murders. A rumour circulated that Half had been having an
extramarital affair. The Boston Globe had to print an apology when
it was found that there was no truth to the rumor (which had appeared
on the Globe's front page).
Somehow, the police traced the knife sheaths to James Parker. They
questioned Parker, who insisted that he and a friend had bought the
knives to help them cut branches to make a fort in the woods and then
sold the knives when they turned out to be too heavy for the job.
Parker agreed to be fingerprinted. Police questioned Parker's friend,
Robert Tulloch, too. He had a suspicious looking cut on his knee,
which he claimed to have gotten in the woods. Slipped and cut himself,
he said. Tulloch also agreed to be fingerprinted.
At about 3 o'clock the next morning, Parker got behind the wheel
of his silver Audi and headed for Tulloch's house. Before leaving,
he wrote a brief note to his parents. At 11:00 am, Parker's father
called the police. By then, the Audi had been ditched at a truck
stop in Massachusetts, and the boys were hitching a
ride across the country with a trucker.

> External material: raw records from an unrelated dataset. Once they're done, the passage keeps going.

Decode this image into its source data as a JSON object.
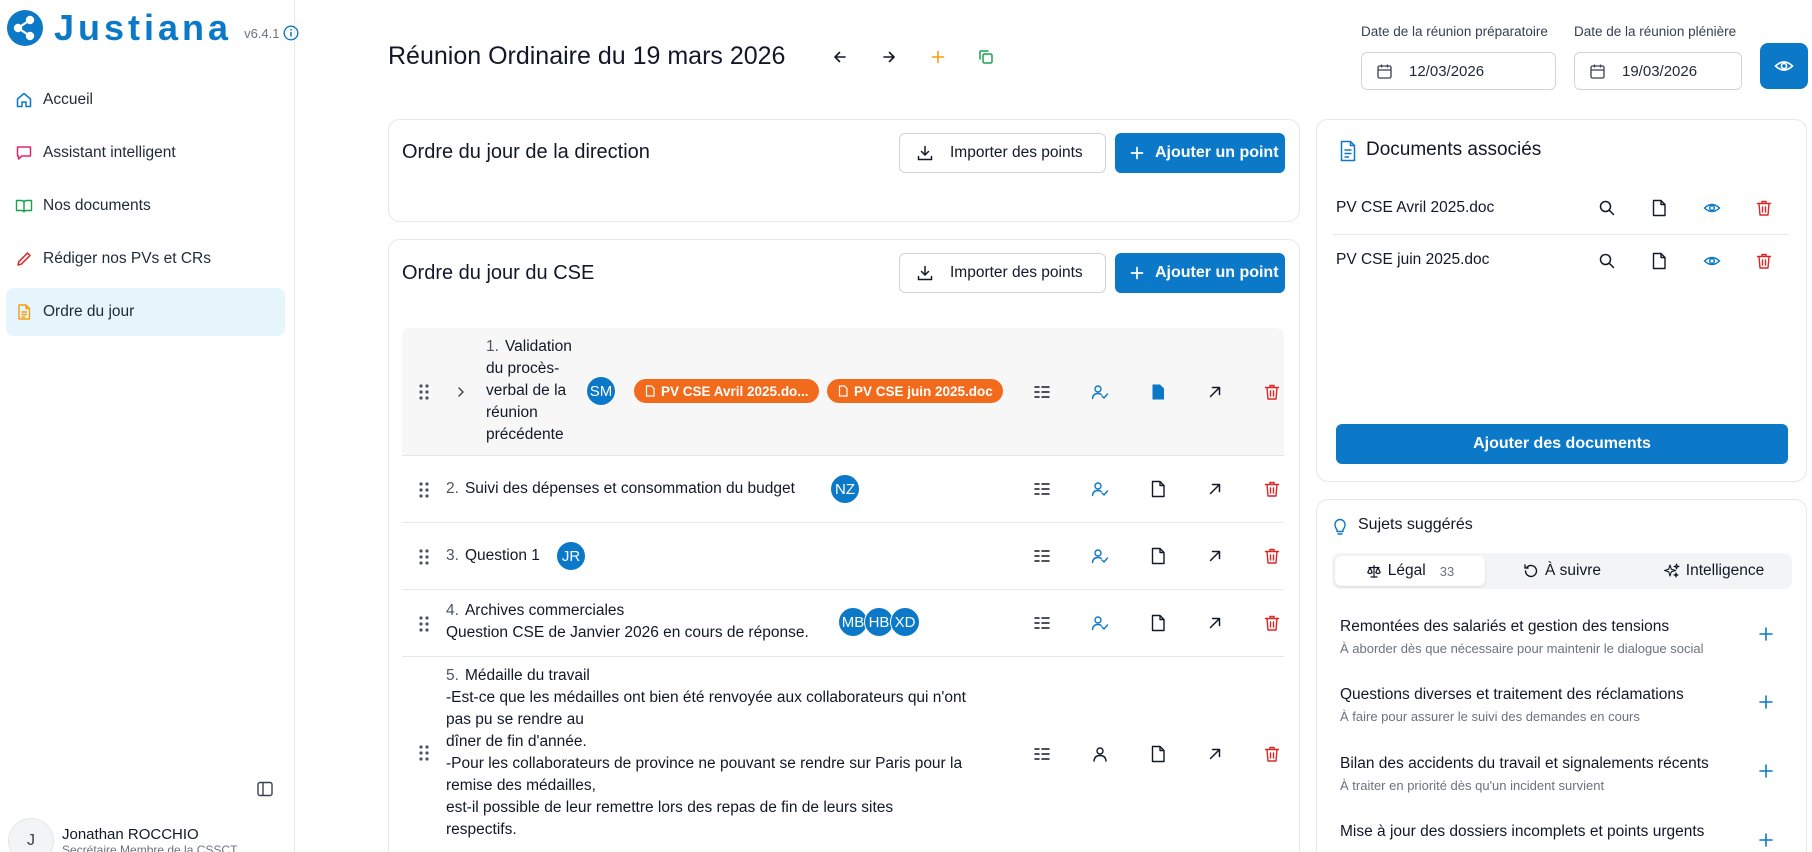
{
  "app": {
    "name": "Justiana",
    "version": "v6.4.1"
  },
  "nav": [
    {
      "label": "Accueil",
      "icon": "home-icon"
    },
    {
      "label": "Assistant intelligent",
      "icon": "chat-icon"
    },
    {
      "label": "Nos documents",
      "icon": "book-icon"
    },
    {
      "label": "Rédiger nos PVs et CRs",
      "icon": "pencil-icon"
    },
    {
      "label": "Ordre du jour",
      "icon": "document-icon",
      "active": true
    }
  ],
  "user": {
    "initial": "J",
    "name": "Jonathan ROCCHIO",
    "role": "Secrétaire Membre de la CSSCT"
  },
  "header": {
    "title": "Réunion Ordinaire du 19 mars 2026",
    "prep_label": "Date de la réunion préparatoire",
    "prep_date": "12/03/2026",
    "plen_label": "Date de la réunion plénière",
    "plen_date": "19/03/2026"
  },
  "direction": {
    "title": "Ordre du jour de la direction",
    "import_label": "Importer des points",
    "add_label": "Ajouter un point"
  },
  "cse": {
    "title": "Ordre du jour du CSE",
    "import_label": "Importer des points",
    "add_label": "Ajouter un point",
    "items": [
      {
        "number": "1.",
        "lines": [
          "Validation",
          "du procès-",
          "verbal de la",
          "réunion",
          "précédente"
        ],
        "avatars": [
          "SM"
        ],
        "chips": [
          "PV CSE Avril 2025.do...",
          "PV CSE juin 2025.doc"
        ]
      },
      {
        "number": "2.",
        "title": "Suivi des dépenses et consommation du budget",
        "avatars": [
          "NZ"
        ]
      },
      {
        "number": "3.",
        "title": "Question 1",
        "avatars": [
          "JR"
        ]
      },
      {
        "number": "4.",
        "title": "Archives commerciales",
        "subtitle": "Question CSE de Janvier 2026 en cours de réponse.",
        "avatars": [
          "MB",
          "HB",
          "XD"
        ]
      },
      {
        "number": "5.",
        "title": "Médaille du travail",
        "body": [
          "-Est-ce que les médailles ont bien été renvoyée aux collaborateurs qui n'ont",
          "pas pu se rendre au",
          "dîner de fin d'année.",
          "-Pour les collaborateurs de province ne pouvant se rendre sur Paris pour la",
          "remise des médailles,",
          "est-il possible de leur remettre lors des repas de fin de leurs sites",
          "respectifs."
        ]
      }
    ]
  },
  "documents": {
    "title": "Documents associés",
    "files": [
      "PV CSE Avril 2025.doc",
      "PV CSE juin 2025.doc"
    ],
    "add_label": "Ajouter des documents"
  },
  "suggestions": {
    "title": "Sujets suggérés",
    "tabs": [
      {
        "label": "Légal",
        "count": "33",
        "icon": "scale-icon"
      },
      {
        "label": "À suivre",
        "icon": "history-icon"
      },
      {
        "label": "Intelligence",
        "icon": "sparkle-icon"
      }
    ],
    "items": [
      {
        "title": "Remontées des salariés et gestion des tensions",
        "sub": "À aborder dès que nécessaire pour maintenir le dialogue social"
      },
      {
        "title": "Questions diverses et traitement des réclamations",
        "sub": "À faire pour assurer le suivi des demandes en cours"
      },
      {
        "title": "Bilan des accidents du travail et signalements récents",
        "sub": "À traiter en priorité dès qu'un incident survient"
      },
      {
        "title": "Mise à jour des dossiers incomplets et points urgents",
        "sub": ""
      }
    ]
  },
  "colors": {
    "primary": "#0b79c7",
    "chip": "#f26a1b",
    "danger": "#dc2626",
    "active_nav": "#e6f4fb"
  }
}
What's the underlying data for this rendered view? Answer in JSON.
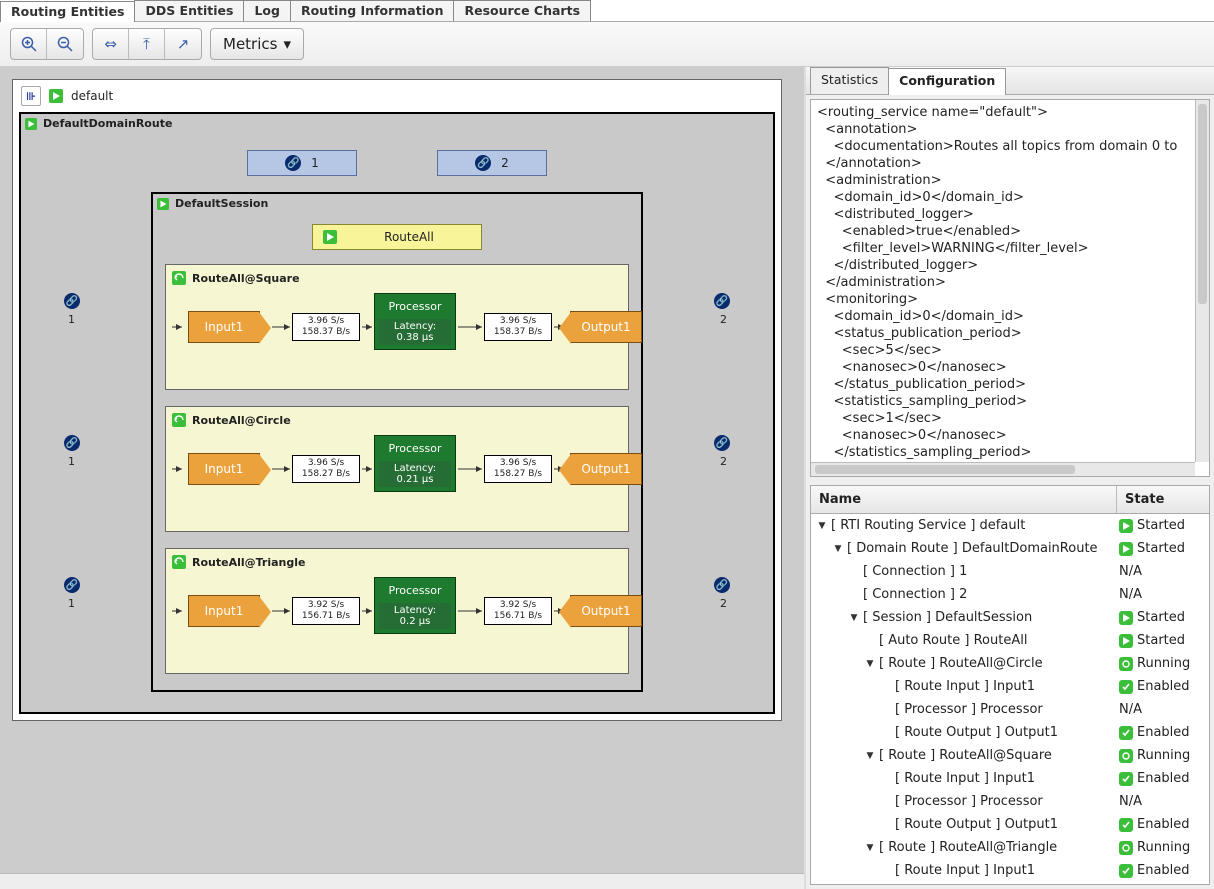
{
  "tabs": [
    "Routing Entities",
    "DDS Entities",
    "Log",
    "Routing Information",
    "Resource Charts"
  ],
  "activeTab": 0,
  "toolbar": {
    "metrics": "Metrics"
  },
  "root": {
    "name": "default"
  },
  "domainRoute": {
    "name": "DefaultDomainRoute"
  },
  "connections": [
    {
      "id": "1"
    },
    {
      "id": "2"
    }
  ],
  "session": {
    "name": "DefaultSession"
  },
  "autoRoute": {
    "name": "RouteAll"
  },
  "routes": [
    {
      "name": "RouteAll@Square",
      "in": "Input1",
      "out": "Output1",
      "proc": "Processor",
      "rate_in_l1": "3.96 S/s",
      "rate_in_l2": "158.37 B/s",
      "rate_out_l1": "3.96 S/s",
      "rate_out_l2": "158.37 B/s",
      "lat_lbl": "Latency:",
      "lat_val": "0.38 µs",
      "leftPort": "1",
      "rightPort": "2"
    },
    {
      "name": "RouteAll@Circle",
      "in": "Input1",
      "out": "Output1",
      "proc": "Processor",
      "rate_in_l1": "3.96 S/s",
      "rate_in_l2": "158.27 B/s",
      "rate_out_l1": "3.96 S/s",
      "rate_out_l2": "158.27 B/s",
      "lat_lbl": "Latency:",
      "lat_val": "0.21 µs",
      "leftPort": "1",
      "rightPort": "2"
    },
    {
      "name": "RouteAll@Triangle",
      "in": "Input1",
      "out": "Output1",
      "proc": "Processor",
      "rate_in_l1": "3.92 S/s",
      "rate_in_l2": "156.71 B/s",
      "rate_out_l1": "3.92 S/s",
      "rate_out_l2": "156.71 B/s",
      "lat_lbl": "Latency:",
      "lat_val": "0.2 µs",
      "leftPort": "1",
      "rightPort": "2"
    }
  ],
  "rightTabs": [
    "Statistics",
    "Configuration"
  ],
  "rightActive": 1,
  "xml": "<routing_service name=\"default\">\n  <annotation>\n    <documentation>Routes all topics from domain 0 to\n  </annotation>\n  <administration>\n    <domain_id>0</domain_id>\n    <distributed_logger>\n      <enabled>true</enabled>\n      <filter_level>WARNING</filter_level>\n    </distributed_logger>\n  </administration>\n  <monitoring>\n    <domain_id>0</domain_id>\n    <status_publication_period>\n      <sec>5</sec>\n      <nanosec>0</nanosec>\n    </status_publication_period>\n    <statistics_sampling_period>\n      <sec>1</sec>\n      <nanosec>0</nanosec>\n    </statistics_sampling_period>\n  </monitoring>",
  "treeHeader": {
    "name": "Name",
    "state": "State"
  },
  "tree": [
    {
      "d": 0,
      "exp": "▼",
      "label": "[ RTI Routing Service ] default",
      "state": "Started",
      "ic": "play"
    },
    {
      "d": 1,
      "exp": "▼",
      "label": "[ Domain Route ] DefaultDomainRoute",
      "state": "Started",
      "ic": "play"
    },
    {
      "d": 2,
      "exp": "",
      "label": "[ Connection ] 1",
      "state": "N/A",
      "ic": ""
    },
    {
      "d": 2,
      "exp": "",
      "label": "[ Connection ] 2",
      "state": "N/A",
      "ic": ""
    },
    {
      "d": 2,
      "exp": "▼",
      "label": "[ Session ] DefaultSession",
      "state": "Started",
      "ic": "play"
    },
    {
      "d": 3,
      "exp": "",
      "label": "[ Auto Route ] RouteAll",
      "state": "Started",
      "ic": "play"
    },
    {
      "d": 3,
      "exp": "▼",
      "label": "[ Route ] RouteAll@Circle",
      "state": "Running",
      "ic": "run"
    },
    {
      "d": 4,
      "exp": "",
      "label": "[ Route Input ] Input1",
      "state": "Enabled",
      "ic": "check"
    },
    {
      "d": 4,
      "exp": "",
      "label": "[ Processor ] Processor",
      "state": "N/A",
      "ic": ""
    },
    {
      "d": 4,
      "exp": "",
      "label": "[ Route Output ] Output1",
      "state": "Enabled",
      "ic": "check"
    },
    {
      "d": 3,
      "exp": "▼",
      "label": "[ Route ] RouteAll@Square",
      "state": "Running",
      "ic": "run"
    },
    {
      "d": 4,
      "exp": "",
      "label": "[ Route Input ] Input1",
      "state": "Enabled",
      "ic": "check"
    },
    {
      "d": 4,
      "exp": "",
      "label": "[ Processor ] Processor",
      "state": "N/A",
      "ic": ""
    },
    {
      "d": 4,
      "exp": "",
      "label": "[ Route Output ] Output1",
      "state": "Enabled",
      "ic": "check"
    },
    {
      "d": 3,
      "exp": "▼",
      "label": "[ Route ] RouteAll@Triangle",
      "state": "Running",
      "ic": "run"
    },
    {
      "d": 4,
      "exp": "",
      "label": "[ Route Input ] Input1",
      "state": "Enabled",
      "ic": "check"
    }
  ]
}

Meanwhile, the police had match fingerprints from both boys to those
on the knife sheaths used in the Zantop slayings and a chair in the
home. The footprints matched too. A warrant was issued for the
arrest of Robert Tulloch on two charges of first-degree murder. It
took a little longer to get a warrant for Parker, who was only 16.
Since the boys had crossed a state line to commit the murders, the
FBI got involved in the case.
The Arrest and the Trials
By the time Parker and Tulloch reached Indiana, the murders were
national news. Police at a Flying J truck stop recognized the boys'
faces, having seen them on television. They questioned Parker and
Tulloch, who became flustered and were unable to think of false names,
birthdates, social security numbers, or hometowns. Oops. They
were arrested and sent back to New Hampshire for trials.
Tulloch pleaded not guilty by reason of insanity. Parker pled
guilty to being an accomplice to second-degree murder. He admitted
his part in the killings, and planned to testify against Tulloch. On
hearing of Parker's plans, Tulloch abruptly changed his plea to guilty
of first degree murder. During the trials, the story behind the
murders finally began to come out.
For six months prior to the Zantop murders, Parker and Tulloch had
gone to homes and tried to talk their way inside. They planned to rob
residents of their ATM cards, beat the passwords out of them, and
then kill them. They planned to travel to Europe and Australia with
the money they gained from the stolen ATM cards.
In order to gain entrance to the Zantops' house, the had pretended to
be taking an environmental survey. They were clean-cut and polite,
and Half Zantop let them in. Once they were inside, the survey ruse
continued for a while with Tulloch asking questions and Parker writing
down the answers. Then they pounced on the professor and stabbed
him. Hearing the commotion, Suzanne ran into the room from the
kitchen and attempted to help her husband. They stabbed her too, and
then they slit the throats of both Zantops, even though Half was
already dead. They took Half's wallet, which had about $340 in it.
In their haste, they forgot to threaten their victims into revealing
During their separate trials, Parker wept and apologized. Tulloch
said little and showed no emotion. Both of them are now in prison,
Parker for at least 25 years and Tulloch for life without chance of
People expressed surprise (don't they always?) that these two high
school kids would do such an awful thing. "But they were
smart!" "He wouldn't even go hunting with us! He said he
didn't want to kill a deer!" Yeah, right. Things aren't always
what they seem. You'd think people would learn that. But no: you're
never ready for something like this to happen.
Their deaths have left a hole in the community, the depth of which it
is difficult to measure. Like most holes, it gets shallower with time. It would be great to be able to say that something, anything, has changed - that gun control is less popular than ever, or that we're taking teenage mental health seriously. But I don't really think that's true. I think we've all just put our heads back in the sand because we don't like to think about it.